Poland has joined the OECD's Nuclear Energy Agency (NEA), while the UK has said it is thinking of leaving.
The agency, for the 29 countries that are members of the Organisation for Economic Cooperation and Development, conducts research on nuclear safety, regulation, technology and law. All of this is intended to aid the member governments in their use and understanding of nuclear energy.
Poland's entry to the body will allow it to draw on these resources, as well as contribute by supplying its own experts. The country is putting together a comprehensive plan to become a user of nuclear energy with two reactors beginning operation from 2022.
Leading this effort for the Polish Ministry of Economy is Hanna Trojanowska. She said, "NEA membership will help Poland realise the nuclear power program, which is the biggest industrial project in Poland since the Second World War."
One in one out?
The UK caused surprise at a 20 October meeting of the NEA steering committee when its representative declared the country's unwillingness to fund its contribution from central budgets.
Britain said it would soon file an official letter of intent to withdraw from the NEA by the end of 2011, although this has not yet been received. Should the country find a new way to fund its contribution to the NEA, it said, the letter would be withdrawn.
Such a withdrawal would be remarkable considering that the NEA counts non-nuclear countries like Austria, Denmark, Iceland, Ireland, Greece, Norway and Portugal as members.
The UK currently pays €1.2 million ($1.6 million) per year to the agency and this would be "quite a substantial loss for the budget," an NEA official told World Nuclear News.
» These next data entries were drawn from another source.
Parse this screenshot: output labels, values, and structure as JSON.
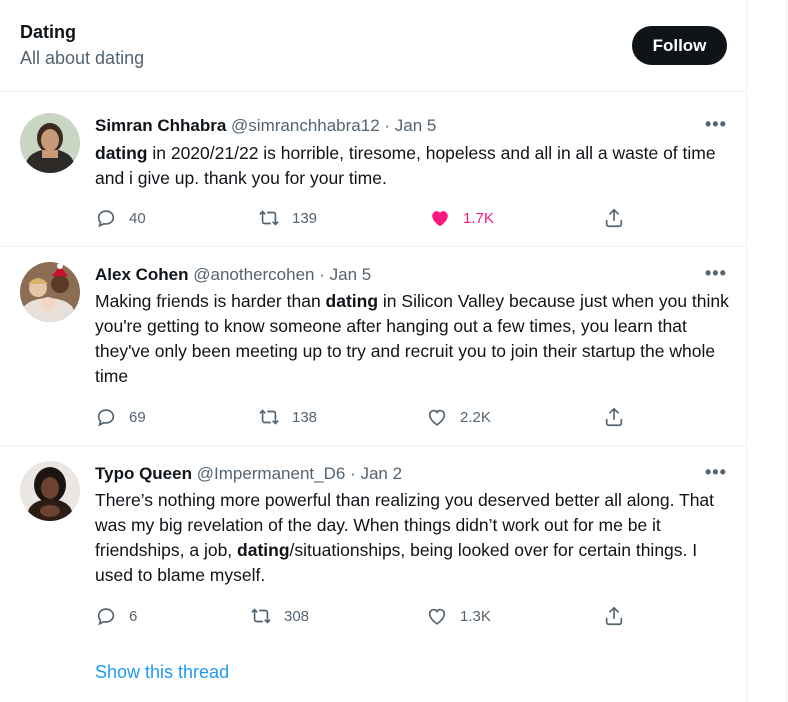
{
  "topic": {
    "title": "Dating",
    "subtitle": "All about dating",
    "follow_label": "Follow"
  },
  "tweets": [
    {
      "name": "Simran Chhabra",
      "handle": "@simranchhabra12",
      "dot": "·",
      "date": "Jan 5",
      "text_bold": "dating",
      "text_rest": " in 2020/21/22 is horrible, tiresome, hopeless and all in all a waste of time and i give up. thank you for your time.",
      "replies": "40",
      "retweets": "139",
      "likes": "1.7K",
      "liked": true
    },
    {
      "name": "Alex Cohen",
      "handle": "@anothercohen",
      "dot": "·",
      "date": "Jan 5",
      "text_before": "Making friends is harder than ",
      "text_bold": "dating",
      "text_after": " in Silicon Valley because just when you think you're getting to know someone after hanging out a few times, you learn that they've only been meeting up to try and recruit you to join their startup the whole time",
      "replies": "69",
      "retweets": "138",
      "likes": "2.2K",
      "liked": false
    },
    {
      "name": "Typo Queen",
      "handle": "@Impermanent_D6",
      "dot": "·",
      "date": "Jan 2",
      "text_before": "There’s nothing more powerful than realizing you deserved better all along. That was my big revelation of the day. When things didn’t work out for me be it friendships, a job, ",
      "text_bold": "dating",
      "text_after": "/situationships, being looked over for certain things. I used to blame myself.",
      "replies": "6",
      "retweets": "308",
      "likes": "1.3K",
      "liked": false
    }
  ],
  "more_icon": "more-dots-icon",
  "show_thread_label": "Show this thread",
  "colors": {
    "like_active": "#f91880",
    "link": "#1d9bf0",
    "muted": "#536471",
    "text": "#0f1419"
  }
}
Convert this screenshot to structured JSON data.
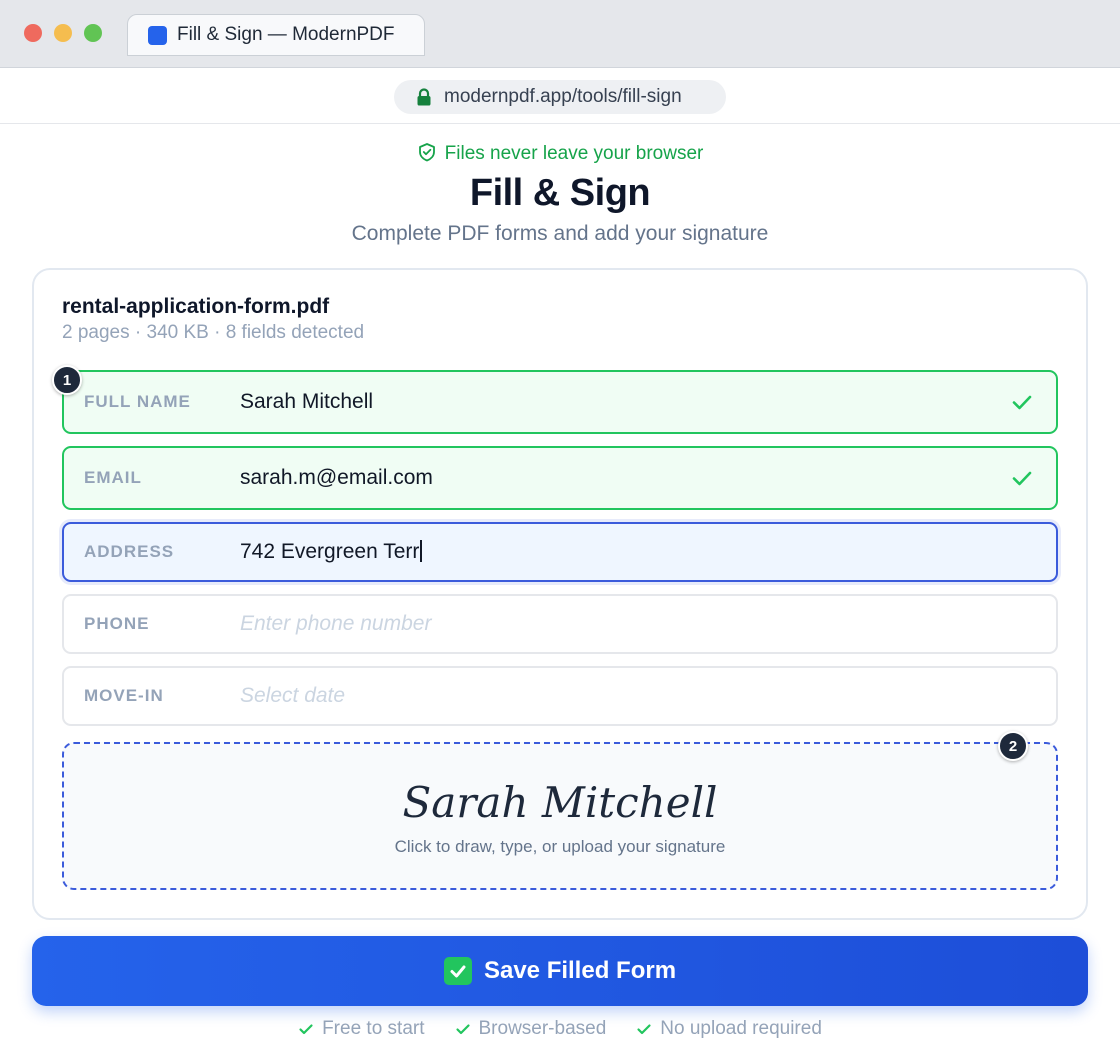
{
  "browser": {
    "tab_title": "Fill & Sign — ModernPDF",
    "url": "modernpdf.app/tools/fill-sign"
  },
  "header": {
    "privacy_note": "Files never leave your browser",
    "title": "Fill & Sign",
    "subtitle": "Complete PDF forms and add your signature"
  },
  "file": {
    "name": "rental-application-form.pdf",
    "meta": "2 pages · 340 KB · 8 fields detected"
  },
  "steps": {
    "first": "1",
    "second": "2"
  },
  "fields": [
    {
      "label": "FULL NAME",
      "value": "Sarah Mitchell",
      "state": "filled"
    },
    {
      "label": "EMAIL",
      "value": "sarah.m@email.com",
      "state": "filled"
    },
    {
      "label": "ADDRESS",
      "value": "742 Evergreen Terr",
      "state": "active"
    },
    {
      "label": "PHONE",
      "placeholder": "Enter phone number",
      "state": "empty"
    },
    {
      "label": "MOVE-IN",
      "placeholder": "Select date",
      "state": "empty"
    }
  ],
  "signature": {
    "name": "Sarah Mitchell",
    "hint": "Click to draw, type, or upload your signature"
  },
  "actions": {
    "save_label": "Save Filled Form"
  },
  "features": [
    "Free to start",
    "Browser-based",
    "No upload required"
  ],
  "colors": {
    "accent": "#2563eb",
    "success": "#22c55e",
    "active_border": "#3b5bdb",
    "muted": "#94a3b8"
  }
}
However, the worst part would be to lose some 200 British nuclear experts working on NEA programs.
This contribution currently comes from the Department of Energy and Climate Change, which is talking to other nuclear-related bodies and departments in an effort to shift the spending from its own budget as 'austerity' measures bite.
NEA director general Luis Echávarri comfirmed that funding is the main issue regarding Britain's membership and that he is optimistic a solution will be found.
Researched and written
by World Nuclear News